To illustrate this embedding, Kali cited the concept of “weathering” as defined by Arline T. Geronimus, Sc.D, professor and senior researcher at the University of Michigan School of Pubic Health. The concept “weathering” suggests that the health of African Americans is subject to early deterioration as a consequence of social exclusion. In fact, as a race, African Americans suffer prematurely from poor health outcomes.
Kali talked of the cumulative health impact of socioeconomic disparity, cultural marginalization, and chronic psychological and biological stress. Since the 1990s we have had new tools to measure the high cortisol levels that indicate chronic stress. Many studies support the link between maternal stress and preterm labor. The baby’s hormones respond to the mother’s stress hormones and trigger early birth. According to Kali, fifty to 100 percent of women who birthed early describe themselves as being stressed.

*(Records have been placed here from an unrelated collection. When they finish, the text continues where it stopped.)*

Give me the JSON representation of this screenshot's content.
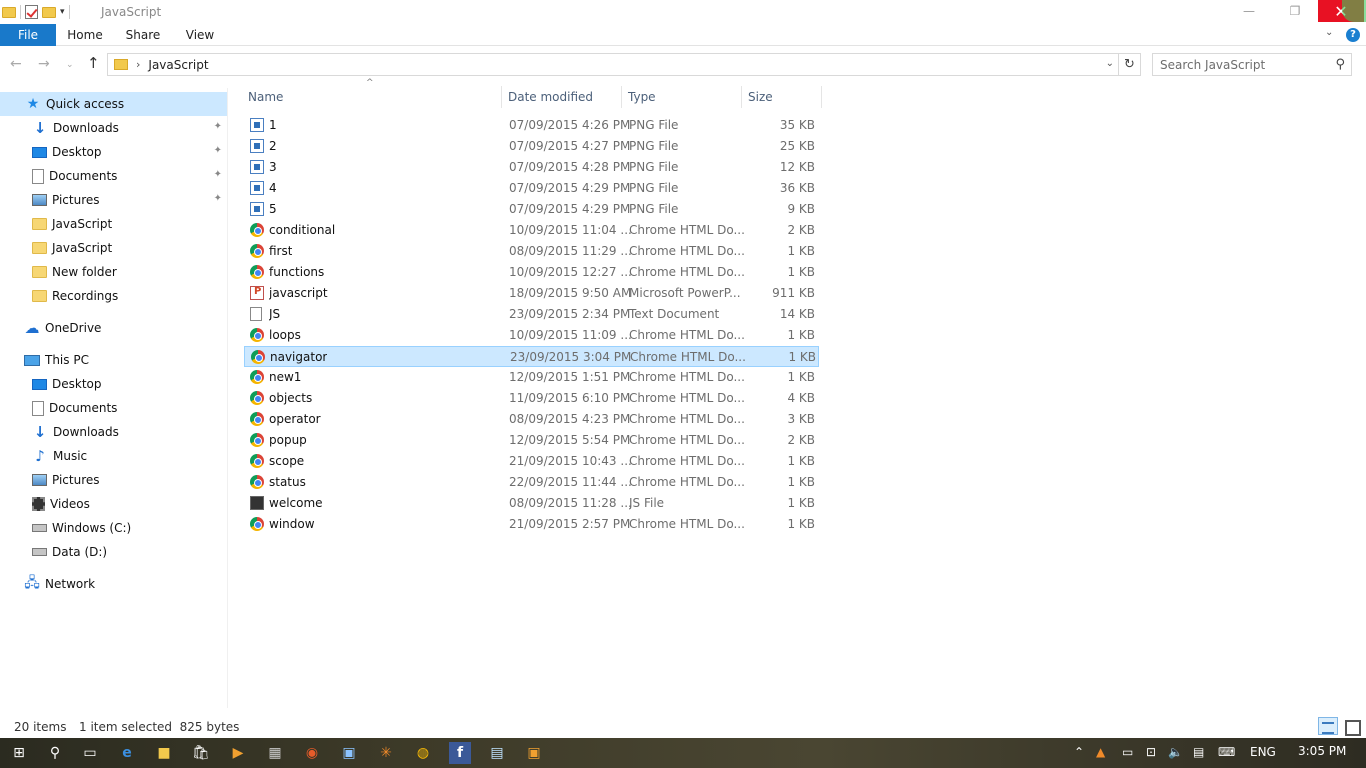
{
  "window": {
    "title": "JavaScript",
    "controls": {
      "minimize": "—",
      "maximize": "❐",
      "close": "✕"
    }
  },
  "ribbon": {
    "tabs": [
      "File",
      "Home",
      "Share",
      "View"
    ],
    "expand": "⌄",
    "help": "?"
  },
  "nav": {
    "back": "←",
    "forward": "→",
    "recent": "⌄",
    "up": "↑",
    "breadcrumb_sep": "›",
    "breadcrumb": "JavaScript",
    "dropdown": "⌄",
    "refresh": "↻",
    "search_placeholder": "Search JavaScript"
  },
  "sidebar": {
    "items": [
      {
        "label": "Quick access",
        "icon": "star-icon",
        "selected": true
      },
      {
        "label": "Downloads",
        "icon": "download-icon",
        "pinned": true
      },
      {
        "label": "Desktop",
        "icon": "desktop-icon",
        "pinned": true
      },
      {
        "label": "Documents",
        "icon": "documents-icon",
        "pinned": true
      },
      {
        "label": "Pictures",
        "icon": "pictures-icon",
        "pinned": true
      },
      {
        "label": "JavaScript",
        "icon": "folder-icon"
      },
      {
        "label": "JavaScript",
        "icon": "folder-icon"
      },
      {
        "label": "New folder",
        "icon": "folder-icon"
      },
      {
        "label": "Recordings",
        "icon": "folder-icon"
      },
      {
        "label": "OneDrive",
        "icon": "cloud-icon"
      },
      {
        "label": "This PC",
        "icon": "pc-icon"
      },
      {
        "label": "Desktop",
        "icon": "desktop-icon"
      },
      {
        "label": "Documents",
        "icon": "documents-icon"
      },
      {
        "label": "Downloads",
        "icon": "download-icon"
      },
      {
        "label": "Music",
        "icon": "music-icon"
      },
      {
        "label": "Pictures",
        "icon": "pictures-icon"
      },
      {
        "label": "Videos",
        "icon": "videos-icon"
      },
      {
        "label": "Windows (C:)",
        "icon": "drive-icon"
      },
      {
        "label": "Data (D:)",
        "icon": "drive-icon"
      },
      {
        "label": "Network",
        "icon": "network-icon"
      }
    ],
    "pin_glyph": "📌"
  },
  "filelist": {
    "columns": {
      "name": "Name",
      "date": "Date modified",
      "type": "Type",
      "size": "Size"
    },
    "sort_indicator": "^",
    "rows": [
      {
        "name": "1",
        "date": "07/09/2015 4:26 PM",
        "type": "PNG File",
        "size": "35 KB",
        "icon": "png"
      },
      {
        "name": "2",
        "date": "07/09/2015 4:27 PM",
        "type": "PNG File",
        "size": "25 KB",
        "icon": "png"
      },
      {
        "name": "3",
        "date": "07/09/2015 4:28 PM",
        "type": "PNG File",
        "size": "12 KB",
        "icon": "png"
      },
      {
        "name": "4",
        "date": "07/09/2015 4:29 PM",
        "type": "PNG File",
        "size": "36 KB",
        "icon": "png"
      },
      {
        "name": "5",
        "date": "07/09/2015 4:29 PM",
        "type": "PNG File",
        "size": "9 KB",
        "icon": "png"
      },
      {
        "name": "conditional",
        "date": "10/09/2015 11:04 ...",
        "type": "Chrome HTML Do...",
        "size": "2 KB",
        "icon": "chrome"
      },
      {
        "name": "first",
        "date": "08/09/2015 11:29 ...",
        "type": "Chrome HTML Do...",
        "size": "1 KB",
        "icon": "chrome"
      },
      {
        "name": "functions",
        "date": "10/09/2015 12:27 ...",
        "type": "Chrome HTML Do...",
        "size": "1 KB",
        "icon": "chrome"
      },
      {
        "name": "javascript",
        "date": "18/09/2015 9:50 AM",
        "type": "Microsoft PowerP...",
        "size": "911 KB",
        "icon": "ppt"
      },
      {
        "name": "JS",
        "date": "23/09/2015 2:34 PM",
        "type": "Text Document",
        "size": "14 KB",
        "icon": "txt"
      },
      {
        "name": "loops",
        "date": "10/09/2015 11:09 ...",
        "type": "Chrome HTML Do...",
        "size": "1 KB",
        "icon": "chrome"
      },
      {
        "name": "navigator",
        "date": "23/09/2015 3:04 PM",
        "type": "Chrome HTML Do...",
        "size": "1 KB",
        "icon": "chrome",
        "selected": true
      },
      {
        "name": "new1",
        "date": "12/09/2015 1:51 PM",
        "type": "Chrome HTML Do...",
        "size": "1 KB",
        "icon": "chrome"
      },
      {
        "name": "objects",
        "date": "11/09/2015 6:10 PM",
        "type": "Chrome HTML Do...",
        "size": "4 KB",
        "icon": "chrome"
      },
      {
        "name": "operator",
        "date": "08/09/2015 4:23 PM",
        "type": "Chrome HTML Do...",
        "size": "3 KB",
        "icon": "chrome"
      },
      {
        "name": "popup",
        "date": "12/09/2015 5:54 PM",
        "type": "Chrome HTML Do...",
        "size": "2 KB",
        "icon": "chrome"
      },
      {
        "name": "scope",
        "date": "21/09/2015 10:43 ...",
        "type": "Chrome HTML Do...",
        "size": "1 KB",
        "icon": "chrome"
      },
      {
        "name": "status",
        "date": "22/09/2015 11:44 ...",
        "type": "Chrome HTML Do...",
        "size": "1 KB",
        "icon": "chrome"
      },
      {
        "name": "welcome",
        "date": "08/09/2015 11:28 ...",
        "type": "JS File",
        "size": "1 KB",
        "icon": "js"
      },
      {
        "name": "window",
        "date": "21/09/2015 2:57 PM",
        "type": "Chrome HTML Do...",
        "size": "1 KB",
        "icon": "chrome"
      }
    ]
  },
  "statusbar": {
    "item_count": "20 items",
    "selection": "1 item selected  825 bytes"
  },
  "taskbar": {
    "tray_language": "ENG",
    "clock": "3:05 PM"
  },
  "colors": {
    "accent": "#1979ca",
    "selection": "#cce8ff",
    "close": "#e81123"
  }
}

Examples of the chronic stress caused by institutional racism were reported by both Kali and by Eleanor Hinton-Hoytt, president of the Black Women’s Health Imperative. Kali said, “My people accept the fact that the doctor does not want to touch you.” Hinton-Hoytt told of black women who reported that their white doctor would not touch them or look them in the eye.
Infant mortality for white college educated women is 4 in 1000; for black college educated women it is 12 in1000, worse than for white women who have not graduated high school.
Overall, 32 percent of mothers live in poverty; 40 percent for African American moms. Poverty affects where you live, your access to food, your social support and the health care available to you. It affects whether or not you feel safe walking down the street with your newborn baby. Social isolation further adds to the stress of poverty. Kali suggests that one solution is increasing social support to pregnant women and new moms; she calls this “sisters supporting sisters.”
When it comes to saving our babies, we are all sisters.